Rago/Wright

Austria

This example, a variant of the settee model no. 728/C, utilizes a circular motif as opposed …

Medium
Manufacturer
Wittmann

Josef Hoffman’s oeuvre embodies the seismic aesthetic and philosophical shifts that defined avant-garde art and design at the turn of the 19th century. He was a founding member of the Vienna Secession, an organization of artists and designers who sought to breakaway from rigid historical precedents, and later, the Wiener Werkstätte, a workshop dedicated to the production of craftwork of everyday objects including ceramics, textiles, and furniture.

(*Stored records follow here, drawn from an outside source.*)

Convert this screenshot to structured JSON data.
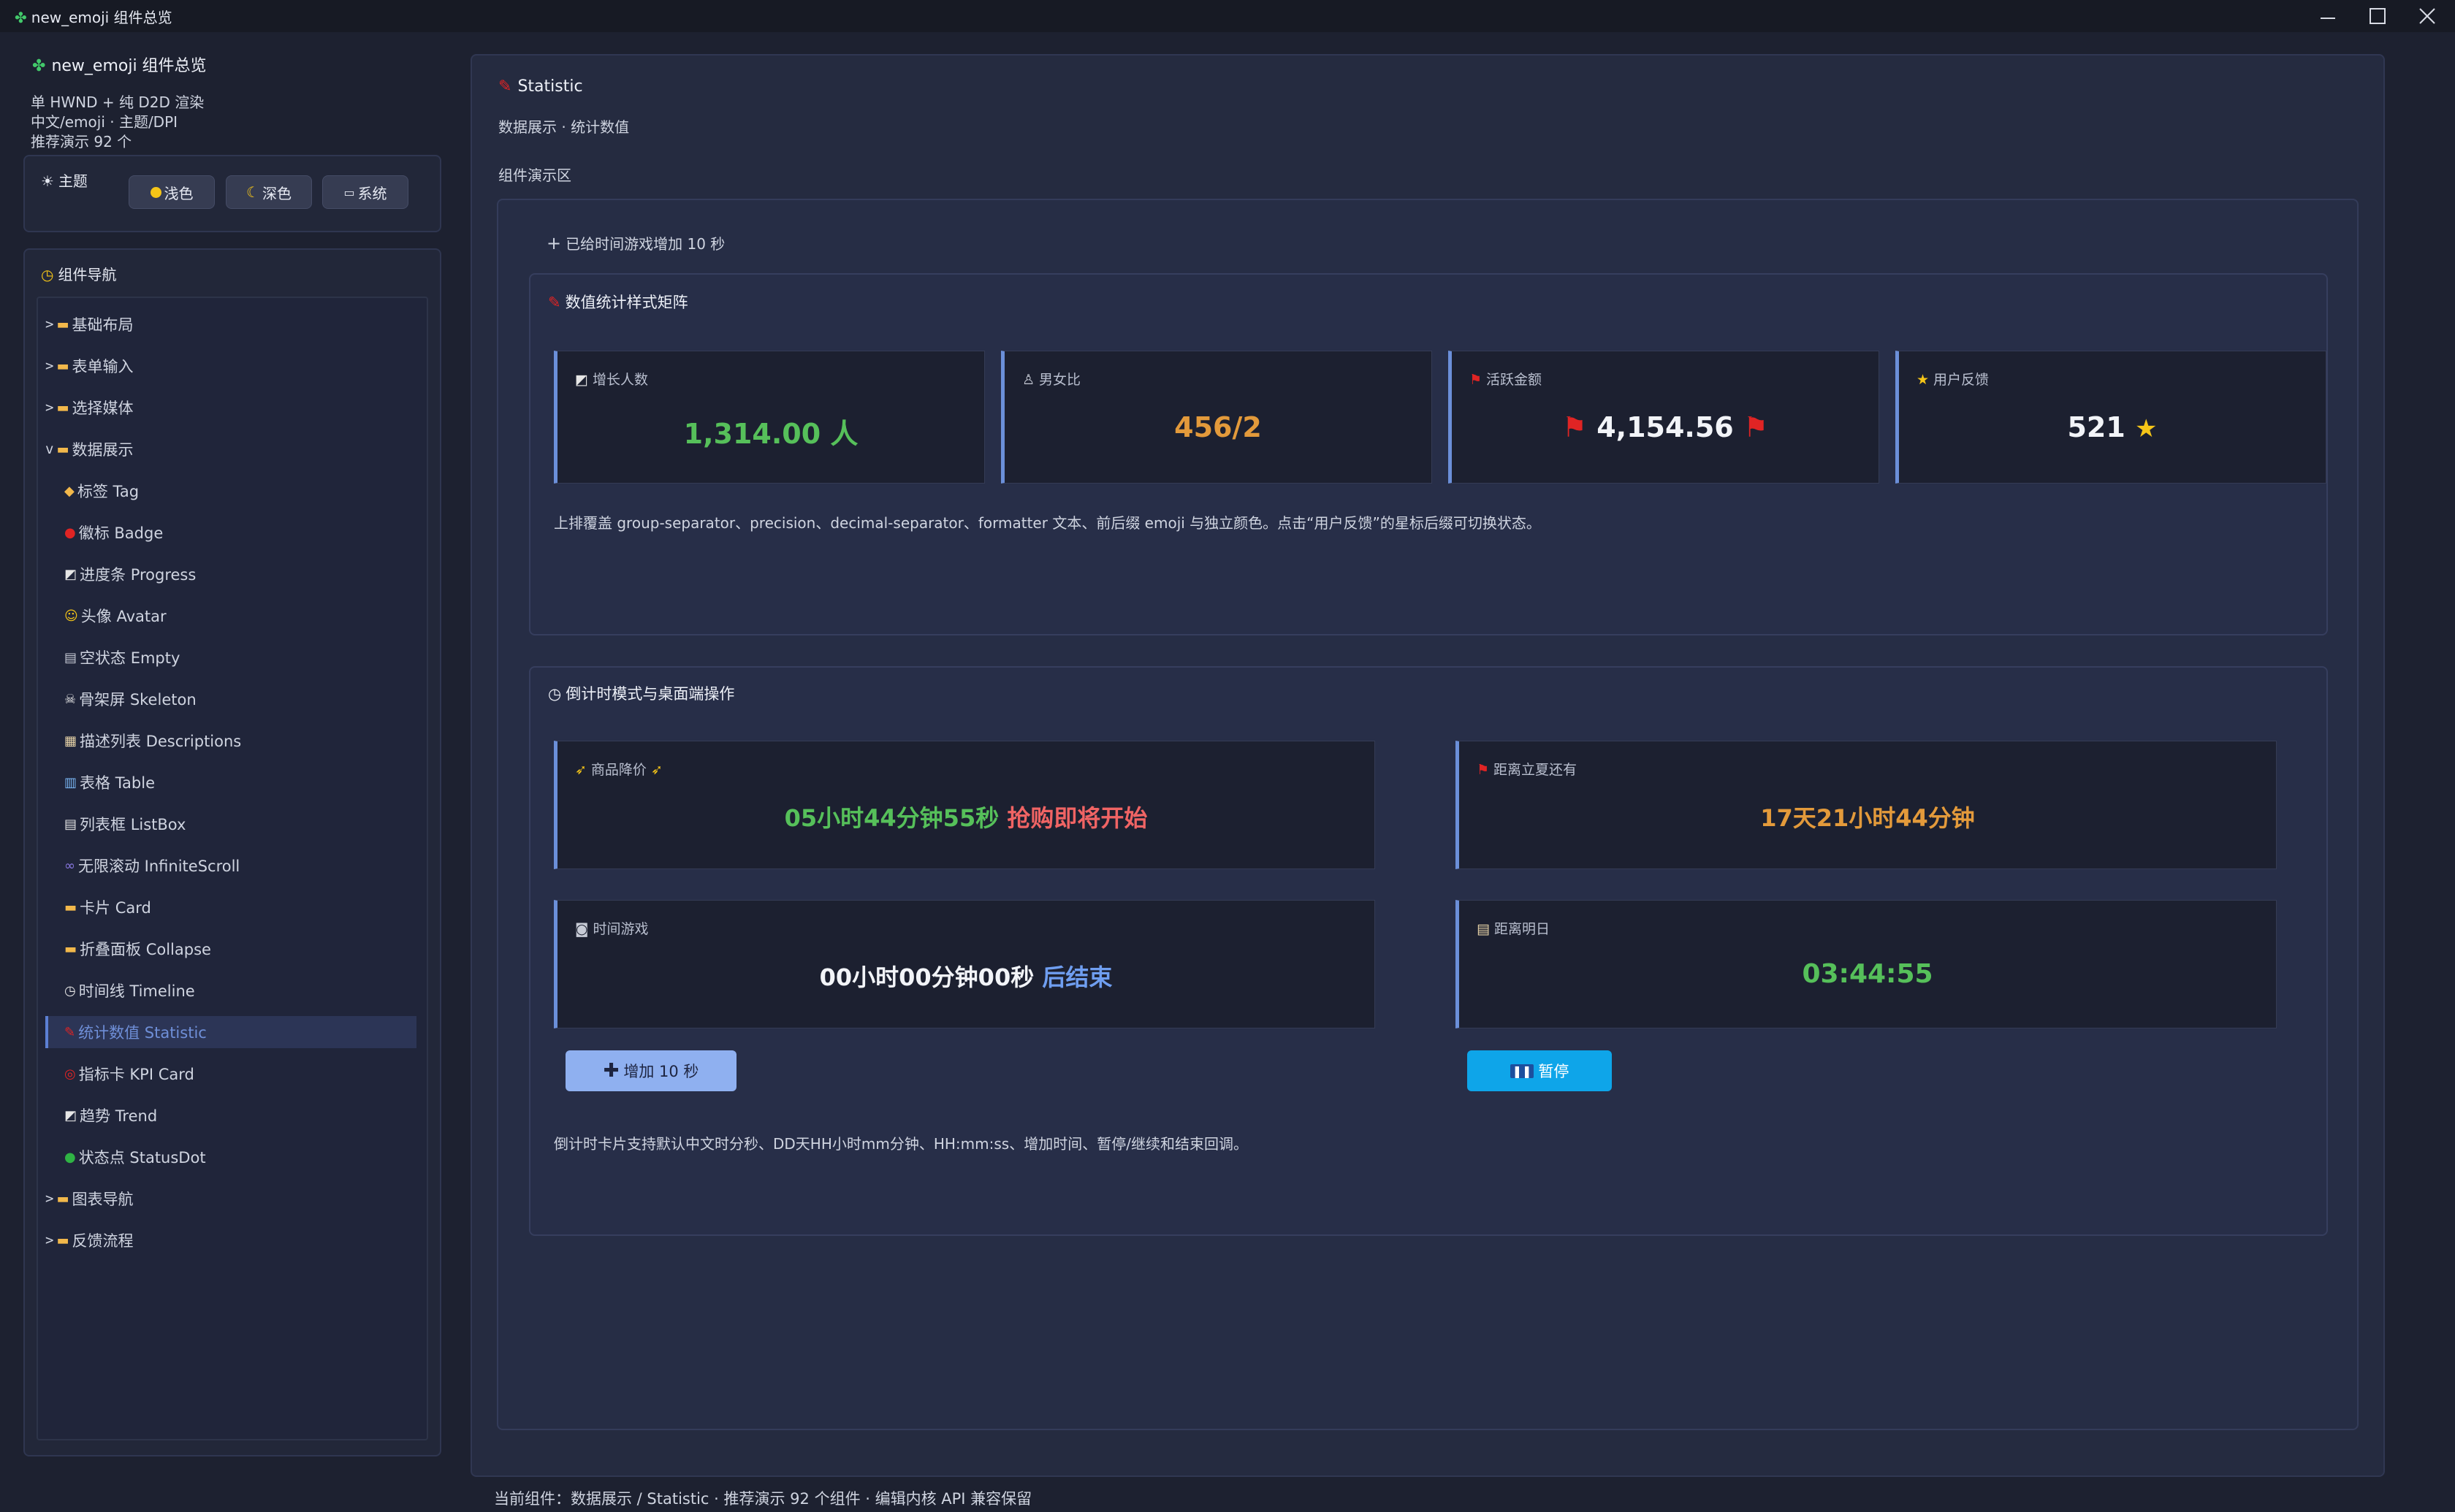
{
  "window": {
    "title": "new_emoji 组件总览",
    "app_icon": "puzzle-icon"
  },
  "sidebar": {
    "title": "new_emoji 组件总览",
    "info": [
      "单 HWND + 纯 D2D 渲染",
      "中文/emoji · 主题/DPI",
      "推荐演示 92 个"
    ],
    "theme": {
      "title": "主题",
      "buttons": [
        {
          "icon": "sun-icon",
          "label": "浅色"
        },
        {
          "icon": "moon-icon",
          "label": "深色"
        },
        {
          "icon": "laptop-icon",
          "label": "系统"
        }
      ]
    },
    "nav_title": "组件导航",
    "nav": [
      {
        "prefix": ">",
        "label": "基础布局"
      },
      {
        "prefix": ">",
        "label": "表单输入"
      },
      {
        "prefix": ">",
        "label": "选择媒体"
      },
      {
        "prefix": "v",
        "label": "数据展示"
      },
      {
        "label": "标签 Tag"
      },
      {
        "label": "徽标 Badge"
      },
      {
        "label": "进度条 Progress"
      },
      {
        "label": "头像 Avatar"
      },
      {
        "label": "空状态 Empty"
      },
      {
        "label": "骨架屏 Skeleton"
      },
      {
        "label": "描述列表 Descriptions"
      },
      {
        "label": "表格 Table"
      },
      {
        "label": "列表框 ListBox"
      },
      {
        "label": "无限滚动 InfiniteScroll"
      },
      {
        "label": "卡片 Card"
      },
      {
        "label": "折叠面板 Collapse"
      },
      {
        "label": "时间线 Timeline"
      },
      {
        "label": "统计数值 Statistic"
      },
      {
        "label": "指标卡 KPI Card"
      },
      {
        "label": "趋势 Trend"
      },
      {
        "label": "状态点 StatusDot"
      },
      {
        "prefix": ">",
        "label": "图表导航"
      },
      {
        "prefix": ">",
        "label": "反馈流程"
      }
    ]
  },
  "main": {
    "title": "Statistic",
    "subtitle": "数据展示 · 统计数值",
    "demo_title": "组件演示区",
    "notice": "已给时间游戏增加 10 秒",
    "matrix": {
      "title": "数值统计样式矩阵",
      "cards": [
        {
          "icon": "chart-up-icon",
          "label": "增长人数",
          "value": "1,314.00 人",
          "color": "#56c05a"
        },
        {
          "icon": "person-icon",
          "label": "男女比",
          "value": "456/2",
          "color": "#e39a3b"
        },
        {
          "icon": "flag-icon",
          "label": "活跃金额",
          "value": "4,154.56",
          "color": "#f2f4f8"
        },
        {
          "icon": "star-icon",
          "label": "用户反馈",
          "value": "521",
          "color": "#f2f4f8"
        }
      ],
      "desc": "上排覆盖 group-separator、precision、decimal-separator、formatter 文本、前后缀 emoji 与独立颜色。点击“用户反馈”的星标后缀可切换状态。"
    },
    "countdown": {
      "title": "倒计时模式与桌面端操作",
      "cards": [
        {
          "label": "商品降价",
          "value": "05小时44分钟55秒",
          "suffix": "抢购即将开始",
          "color": "#56c05a",
          "suffix_color": "#f06464"
        },
        {
          "label": "距离立夏还有",
          "value": "17天21小时44分钟",
          "color": "#e39a3b"
        },
        {
          "label": "时间游戏",
          "value": "00小时00分钟00秒",
          "suffix": "后结束",
          "color": "#f2f4f8",
          "suffix_color": "#6f9ef0"
        },
        {
          "label": "距离明日",
          "value": "03:44:55",
          "color": "#56c05a"
        }
      ],
      "add_button": "增加 10 秒",
      "pause_button": "暂停",
      "desc": "倒计时卡片支持默认中文时分秒、DD天HH小时mm分钟、HH:mm:ss、增加时间、暂停/继续和结束回调。"
    }
  },
  "status": "当前组件：数据展示 / Statistic · 推荐演示 92 个组件 · 编辑内核 API 兼容保留",
  "colors": {
    "accent": "#6b8fd9",
    "green": "#56c05a",
    "orange": "#e39a3b",
    "red": "#f06464",
    "blue": "#0ea5e9"
  }
}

Hoffman was integral to defining Western applied arts during this period. The Stoclet Palace (1905–11), Hoffman’s masterpiece, embodies the artistic tension of this era and reveals the architect’s prescience; the mansion’s decorative details recall the fluid stylization of Art Nouveau, while the stark exterior walls—sheets of white marble edged in gilded metal—anticipate the austere planes and strict geometry of the International Style.

Collected by major museums
Museum of Modern Art (MoMA), Indianapolis Museum of Art at Newfields
Selected exhibitions (3)
Other works by Josef Hoffmann
Related works
Related artists